• **WHAT IS REQUIRED**
Among the lines below, count those with the word "duration". Answer with the number only.

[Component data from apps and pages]
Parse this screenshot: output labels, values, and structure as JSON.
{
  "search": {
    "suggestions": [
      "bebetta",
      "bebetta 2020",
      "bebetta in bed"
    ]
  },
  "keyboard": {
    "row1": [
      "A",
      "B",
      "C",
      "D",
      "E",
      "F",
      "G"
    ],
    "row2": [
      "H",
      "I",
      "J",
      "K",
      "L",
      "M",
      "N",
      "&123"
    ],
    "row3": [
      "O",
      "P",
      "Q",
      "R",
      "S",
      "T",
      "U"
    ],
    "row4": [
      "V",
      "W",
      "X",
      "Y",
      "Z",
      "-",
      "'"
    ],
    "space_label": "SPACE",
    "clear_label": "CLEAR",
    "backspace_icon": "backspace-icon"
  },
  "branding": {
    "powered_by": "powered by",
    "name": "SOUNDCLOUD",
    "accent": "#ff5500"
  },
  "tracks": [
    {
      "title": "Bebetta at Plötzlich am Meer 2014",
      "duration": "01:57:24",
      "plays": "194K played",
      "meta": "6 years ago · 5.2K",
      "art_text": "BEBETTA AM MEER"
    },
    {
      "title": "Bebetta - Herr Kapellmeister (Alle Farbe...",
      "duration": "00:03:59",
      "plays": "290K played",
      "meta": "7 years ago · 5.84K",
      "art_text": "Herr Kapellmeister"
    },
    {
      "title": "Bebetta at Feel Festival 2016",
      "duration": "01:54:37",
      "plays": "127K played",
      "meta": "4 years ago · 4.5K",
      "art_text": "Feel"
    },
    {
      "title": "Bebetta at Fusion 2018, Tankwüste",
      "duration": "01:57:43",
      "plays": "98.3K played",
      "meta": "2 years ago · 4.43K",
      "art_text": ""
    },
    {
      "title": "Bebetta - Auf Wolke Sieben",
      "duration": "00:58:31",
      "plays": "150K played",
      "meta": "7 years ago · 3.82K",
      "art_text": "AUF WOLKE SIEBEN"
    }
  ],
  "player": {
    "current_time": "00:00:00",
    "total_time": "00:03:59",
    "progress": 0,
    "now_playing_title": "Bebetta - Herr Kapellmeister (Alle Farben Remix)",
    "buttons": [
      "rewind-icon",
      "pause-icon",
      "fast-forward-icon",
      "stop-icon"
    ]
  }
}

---

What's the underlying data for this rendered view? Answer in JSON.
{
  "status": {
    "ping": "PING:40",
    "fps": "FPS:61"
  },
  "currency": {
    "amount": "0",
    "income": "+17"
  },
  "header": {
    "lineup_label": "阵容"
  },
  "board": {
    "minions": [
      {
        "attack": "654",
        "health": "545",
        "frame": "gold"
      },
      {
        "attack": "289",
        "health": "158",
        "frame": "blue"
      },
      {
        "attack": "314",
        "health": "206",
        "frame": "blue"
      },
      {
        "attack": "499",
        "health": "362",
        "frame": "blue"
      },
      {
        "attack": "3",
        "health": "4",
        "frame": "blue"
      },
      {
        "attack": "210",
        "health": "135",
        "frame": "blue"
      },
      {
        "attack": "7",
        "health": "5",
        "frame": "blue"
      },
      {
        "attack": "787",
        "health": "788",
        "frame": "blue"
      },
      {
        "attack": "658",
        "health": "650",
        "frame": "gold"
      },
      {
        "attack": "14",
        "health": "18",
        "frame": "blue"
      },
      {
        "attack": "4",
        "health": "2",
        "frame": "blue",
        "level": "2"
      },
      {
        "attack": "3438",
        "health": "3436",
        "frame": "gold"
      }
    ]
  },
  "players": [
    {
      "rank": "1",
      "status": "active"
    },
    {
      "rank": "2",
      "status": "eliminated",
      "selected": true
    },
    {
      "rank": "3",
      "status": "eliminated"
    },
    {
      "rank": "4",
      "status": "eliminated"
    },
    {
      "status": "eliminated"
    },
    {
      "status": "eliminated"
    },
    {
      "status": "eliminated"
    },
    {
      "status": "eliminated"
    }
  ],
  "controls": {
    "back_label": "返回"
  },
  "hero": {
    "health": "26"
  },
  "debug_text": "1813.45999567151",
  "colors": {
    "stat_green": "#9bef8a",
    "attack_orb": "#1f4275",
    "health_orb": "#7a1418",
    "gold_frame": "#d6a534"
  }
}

• **COMPLETED TASK**
5